DESCRIPTION OF THE TASK: Set the whole listing down again, word for word, with no pictures.

──────── MATERIAL FOR THE TASK ────────

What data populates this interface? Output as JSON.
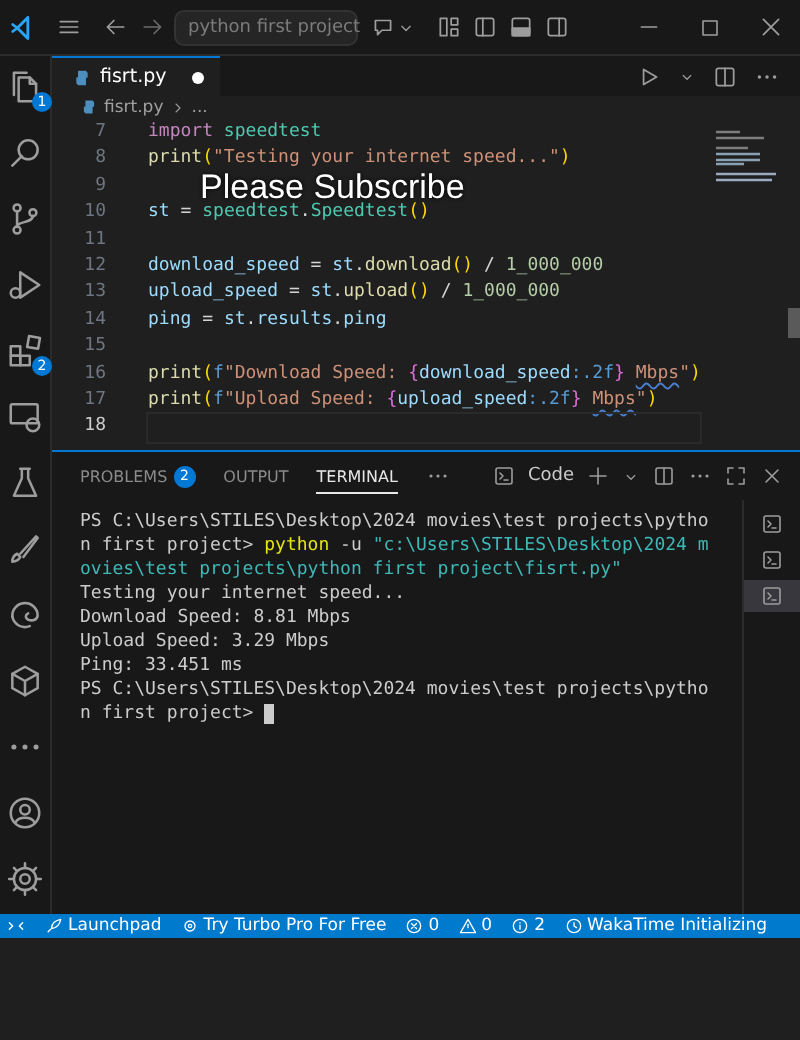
{
  "title_bar": {
    "search": "python first project"
  },
  "activity_bar": [
    {
      "kind": "explorer",
      "badge": "1"
    },
    {
      "kind": "search"
    },
    {
      "kind": "scm"
    },
    {
      "kind": "run"
    },
    {
      "kind": "extensions",
      "badge": "2"
    },
    {
      "kind": "remote"
    },
    {
      "kind": "testing"
    },
    {
      "kind": "brush"
    },
    {
      "kind": "edge"
    },
    {
      "kind": "cube"
    },
    {
      "kind": "more"
    },
    {
      "kind": "account"
    },
    {
      "kind": "settings"
    }
  ],
  "tabs": [
    {
      "label": "fisrt.py",
      "selected": true,
      "modified": true
    }
  ],
  "breadcrumb": [
    "fisrt.py",
    "..."
  ],
  "editor": {
    "lines": [
      {
        "number": "7",
        "active": false,
        "tokens": [
          {
            "kind": "keyword",
            "text": "import"
          },
          {
            "kind": "class",
            "text": " speedtest"
          }
        ]
      },
      {
        "number": "8",
        "active": false,
        "tokens": [
          {
            "kind": "function",
            "text": "print"
          },
          {
            "kind": "bracket",
            "text": "("
          },
          {
            "kind": "string",
            "text": "\"Testing your internet speed...\""
          },
          {
            "kind": "bracket",
            "text": ")"
          }
        ]
      },
      {
        "number": "9",
        "active": false
      },
      {
        "number": "10",
        "active": false,
        "tokens": [
          {
            "kind": "variable",
            "text": "st"
          },
          {
            "kind": "plain",
            "text": " = "
          },
          {
            "kind": "class",
            "text": "speedtest"
          },
          {
            "kind": "plain",
            "text": "."
          },
          {
            "kind": "class",
            "text": "Speedtest"
          },
          {
            "kind": "bracket",
            "text": "()"
          }
        ]
      },
      {
        "number": "11",
        "active": false
      },
      {
        "number": "12",
        "active": false,
        "tokens": [
          {
            "kind": "variable",
            "text": "download_speed"
          },
          {
            "kind": "plain",
            "text": " = "
          },
          {
            "kind": "variable",
            "text": "st"
          },
          {
            "kind": "plain",
            "text": "."
          },
          {
            "kind": "function",
            "text": "download"
          },
          {
            "kind": "bracket",
            "text": "()"
          },
          {
            "kind": "plain",
            "text": " / "
          },
          {
            "kind": "number",
            "text": "1_000_000"
          }
        ]
      },
      {
        "number": "13",
        "active": false,
        "tokens": [
          {
            "kind": "variable",
            "text": "upload_speed"
          },
          {
            "kind": "plain",
            "text": " = "
          },
          {
            "kind": "variable",
            "text": "st"
          },
          {
            "kind": "plain",
            "text": "."
          },
          {
            "kind": "function",
            "text": "upload"
          },
          {
            "kind": "bracket",
            "text": "()"
          },
          {
            "kind": "plain",
            "text": " / "
          },
          {
            "kind": "number",
            "text": "1_000_000"
          }
        ]
      },
      {
        "number": "14",
        "active": false,
        "tokens": [
          {
            "kind": "variable",
            "text": "ping"
          },
          {
            "kind": "plain",
            "text": " = "
          },
          {
            "kind": "variable",
            "text": "st"
          },
          {
            "kind": "plain",
            "text": "."
          },
          {
            "kind": "variable",
            "text": "results"
          },
          {
            "kind": "plain",
            "text": "."
          },
          {
            "kind": "variable",
            "text": "ping"
          }
        ]
      },
      {
        "number": "15",
        "active": false
      },
      {
        "number": "16",
        "active": false,
        "tokens": [
          {
            "kind": "function",
            "text": "print"
          },
          {
            "kind": "bracket",
            "text": "("
          },
          {
            "kind": "prefix",
            "text": "f"
          },
          {
            "kind": "string",
            "text": "\"Download Speed: "
          },
          {
            "kind": "brace",
            "text": "{"
          },
          {
            "kind": "variable",
            "text": "download_speed"
          },
          {
            "kind": "prefix",
            "text": ":.2f"
          },
          {
            "kind": "brace",
            "text": "} "
          },
          {
            "kind": "misspelled",
            "text": "Mbps"
          },
          {
            "kind": "string",
            "text": "\""
          },
          {
            "kind": "bracket",
            "text": ")"
          }
        ]
      },
      {
        "number": "17",
        "active": false,
        "tokens": [
          {
            "kind": "function",
            "text": "print"
          },
          {
            "kind": "bracket",
            "text": "("
          },
          {
            "kind": "prefix",
            "text": "f"
          },
          {
            "kind": "string",
            "text": "\"Upload Speed: "
          },
          {
            "kind": "brace",
            "text": "{"
          },
          {
            "kind": "variable",
            "text": "upload_speed"
          },
          {
            "kind": "prefix",
            "text": ":.2f"
          },
          {
            "kind": "brace",
            "text": "} "
          },
          {
            "kind": "misspelled",
            "text": "Mbps"
          },
          {
            "kind": "string",
            "text": "\""
          },
          {
            "kind": "bracket",
            "text": ")"
          }
        ]
      },
      {
        "number": "18",
        "active": true
      }
    ]
  },
  "overlay_caption": "Please Subscribe",
  "panel": {
    "tabs": [
      {
        "label": "PROBLEMS",
        "badge": "2",
        "selected": false
      },
      {
        "label": "OUTPUT",
        "selected": false
      },
      {
        "label": "TERMINAL",
        "selected": true
      }
    ],
    "terminal_name": "Code",
    "terminal_lines": [
      [
        {
          "kind": "plain",
          "text": "PS C:\\Users\\STILES\\Desktop\\2024 movies\\test projects\\pytho"
        }
      ],
      [
        {
          "kind": "plain",
          "text": "n first project> "
        },
        {
          "kind": "command",
          "text": "python"
        },
        {
          "kind": "plain",
          "text": " -u "
        },
        {
          "kind": "path",
          "text": "\"c:\\Users\\STILES\\Desktop\\2024 m"
        }
      ],
      [
        {
          "kind": "path",
          "text": "ovies\\test projects\\python first project\\fisrt.py\""
        }
      ],
      [
        {
          "kind": "plain",
          "text": "Testing your internet speed..."
        }
      ],
      [
        {
          "kind": "plain",
          "text": "Download Speed: 8.81 Mbps"
        }
      ],
      [
        {
          "kind": "plain",
          "text": "Upload Speed: 3.29 Mbps"
        }
      ],
      [
        {
          "kind": "plain",
          "text": "Ping: 33.451 ms"
        }
      ],
      [
        {
          "kind": "plain",
          "text": "PS C:\\Users\\STILES\\Desktop\\2024 movies\\test projects\\pytho"
        }
      ],
      [
        {
          "kind": "plain",
          "text": "n first project> "
        }
      ]
    ],
    "terminals": [
      {
        "selected": false
      },
      {
        "selected": false
      },
      {
        "selected": true
      }
    ]
  },
  "status_bar": [
    {
      "kind": "remote"
    },
    {
      "kind": "launchpad",
      "label": "Launchpad"
    },
    {
      "kind": "turbo",
      "label": "Try Turbo Pro For Free"
    },
    {
      "kind": "errors",
      "label": "0"
    },
    {
      "kind": "warnings",
      "label": "0"
    },
    {
      "kind": "info",
      "label": "2"
    },
    {
      "kind": "wakatime",
      "label": "WakaTime Initializing"
    }
  ]
}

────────

OUTPUT BELOW:
What data populates this interface? Output as JSON.
{
  "title_bar": {
    "search": "python first project"
  },
  "activity_bar": [
    {
      "kind": "explorer",
      "badge": "1"
    },
    {
      "kind": "search"
    },
    {
      "kind": "scm"
    },
    {
      "kind": "run"
    },
    {
      "kind": "extensions",
      "badge": "2"
    },
    {
      "kind": "remote"
    },
    {
      "kind": "testing"
    },
    {
      "kind": "brush"
    },
    {
      "kind": "edge"
    },
    {
      "kind": "cube"
    },
    {
      "kind": "more"
    },
    {
      "kind": "account"
    },
    {
      "kind": "settings"
    }
  ],
  "tabs": [
    {
      "label": "fisrt.py",
      "selected": true,
      "modified": true
    }
  ],
  "breadcrumb": [
    "fisrt.py",
    "..."
  ],
  "editor": {
    "lines": [
      {
        "number": "7",
        "active": false,
        "tokens": [
          {
            "kind": "keyword",
            "text": "import"
          },
          {
            "kind": "class",
            "text": " speedtest"
          }
        ]
      },
      {
        "number": "8",
        "active": false,
        "tokens": [
          {
            "kind": "function",
            "text": "print"
          },
          {
            "kind": "bracket",
            "text": "("
          },
          {
            "kind": "string",
            "text": "\"Testing your internet speed...\""
          },
          {
            "kind": "bracket",
            "text": ")"
          }
        ]
      },
      {
        "number": "9",
        "active": false
      },
      {
        "number": "10",
        "active": false,
        "tokens": [
          {
            "kind": "variable",
            "text": "st"
          },
          {
            "kind": "plain",
            "text": " = "
          },
          {
            "kind": "class",
            "text": "speedtest"
          },
          {
            "kind": "plain",
            "text": "."
          },
          {
            "kind": "class",
            "text": "Speedtest"
          },
          {
            "kind": "bracket",
            "text": "()"
          }
        ]
      },
      {
        "number": "11",
        "active": false
      },
      {
        "number": "12",
        "active": false,
        "tokens": [
          {
            "kind": "variable",
            "text": "download_speed"
          },
          {
            "kind": "plain",
            "text": " = "
          },
          {
            "kind": "variable",
            "text": "st"
          },
          {
            "kind": "plain",
            "text": "."
          },
          {
            "kind": "function",
            "text": "download"
          },
          {
            "kind": "bracket",
            "text": "()"
          },
          {
            "kind": "plain",
            "text": " / "
          },
          {
            "kind": "number",
            "text": "1_000_000"
          }
        ]
      },
      {
        "number": "13",
        "active": false,
        "tokens": [
          {
            "kind": "variable",
            "text": "upload_speed"
          },
          {
            "kind": "plain",
            "text": " = "
          },
          {
            "kind": "variable",
            "text": "st"
          },
          {
            "kind": "plain",
            "text": "."
          },
          {
            "kind": "function",
            "text": "upload"
          },
          {
            "kind": "bracket",
            "text": "()"
          },
          {
            "kind": "plain",
            "text": " / "
          },
          {
            "kind": "number",
            "text": "1_000_000"
          }
        ]
      },
      {
        "number": "14",
        "active": false,
        "tokens": [
          {
            "kind": "variable",
            "text": "ping"
          },
          {
            "kind": "plain",
            "text": " = "
          },
          {
            "kind": "variable",
            "text": "st"
          },
          {
            "kind": "plain",
            "text": "."
          },
          {
            "kind": "variable",
            "text": "results"
          },
          {
            "kind": "plain",
            "text": "."
          },
          {
            "kind": "variable",
            "text": "ping"
          }
        ]
      },
      {
        "number": "15",
        "active": false
      },
      {
        "number": "16",
        "active": false,
        "tokens": [
          {
            "kind": "function",
            "text": "print"
          },
          {
            "kind": "bracket",
            "text": "("
          },
          {
            "kind": "prefix",
            "text": "f"
          },
          {
            "kind": "string",
            "text": "\"Download Speed: "
          },
          {
            "kind": "brace",
            "text": "{"
          },
          {
            "kind": "variable",
            "text": "download_speed"
          },
          {
            "kind": "prefix",
            "text": ":.2f"
          },
          {
            "kind": "brace",
            "text": "} "
          },
          {
            "kind": "misspelled",
            "text": "Mbps"
          },
          {
            "kind": "string",
            "text": "\""
          },
          {
            "kind": "bracket",
            "text": ")"
          }
        ]
      },
      {
        "number": "17",
        "active": false,
        "tokens": [
          {
            "kind": "function",
            "text": "print"
          },
          {
            "kind": "bracket",
            "text": "("
          },
          {
            "kind": "prefix",
            "text": "f"
          },
          {
            "kind": "string",
            "text": "\"Upload Speed: "
          },
          {
            "kind": "brace",
            "text": "{"
          },
          {
            "kind": "variable",
            "text": "upload_speed"
          },
          {
            "kind": "prefix",
            "text": ":.2f"
          },
          {
            "kind": "brace",
            "text": "} "
          },
          {
            "kind": "misspelled",
            "text": "Mbps"
          },
          {
            "kind": "string",
            "text": "\""
          },
          {
            "kind": "bracket",
            "text": ")"
          }
        ]
      },
      {
        "number": "18",
        "active": true
      }
    ]
  },
  "overlay_caption": "Please Subscribe",
  "panel": {
    "tabs": [
      {
        "label": "PROBLEMS",
        "badge": "2",
        "selected": false
      },
      {
        "label": "OUTPUT",
        "selected": false
      },
      {
        "label": "TERMINAL",
        "selected": true
      }
    ],
    "terminal_name": "Code",
    "terminal_lines": [
      [
        {
          "kind": "plain",
          "text": "PS C:\\Users\\STILES\\Desktop\\2024 movies\\test projects\\pytho"
        }
      ],
      [
        {
          "kind": "plain",
          "text": "n first project> "
        },
        {
          "kind": "command",
          "text": "python"
        },
        {
          "kind": "plain",
          "text": " -u "
        },
        {
          "kind": "path",
          "text": "\"c:\\Users\\STILES\\Desktop\\2024 m"
        }
      ],
      [
        {
          "kind": "path",
          "text": "ovies\\test projects\\python first project\\fisrt.py\""
        }
      ],
      [
        {
          "kind": "plain",
          "text": "Testing your internet speed..."
        }
      ],
      [
        {
          "kind": "plain",
          "text": "Download Speed: 8.81 Mbps"
        }
      ],
      [
        {
          "kind": "plain",
          "text": "Upload Speed: 3.29 Mbps"
        }
      ],
      [
        {
          "kind": "plain",
          "text": "Ping: 33.451 ms"
        }
      ],
      [
        {
          "kind": "plain",
          "text": "PS C:\\Users\\STILES\\Desktop\\2024 movies\\test projects\\pytho"
        }
      ],
      [
        {
          "kind": "plain",
          "text": "n first project> "
        }
      ]
    ],
    "terminals": [
      {
        "selected": false
      },
      {
        "selected": false
      },
      {
        "selected": true
      }
    ]
  },
  "status_bar": [
    {
      "kind": "remote"
    },
    {
      "kind": "launchpad",
      "label": "Launchpad"
    },
    {
      "kind": "turbo",
      "label": "Try Turbo Pro For Free"
    },
    {
      "kind": "errors",
      "label": "0"
    },
    {
      "kind": "warnings",
      "label": "0"
    },
    {
      "kind": "info",
      "label": "2"
    },
    {
      "kind": "wakatime",
      "label": "WakaTime Initializing"
    }
  ]
}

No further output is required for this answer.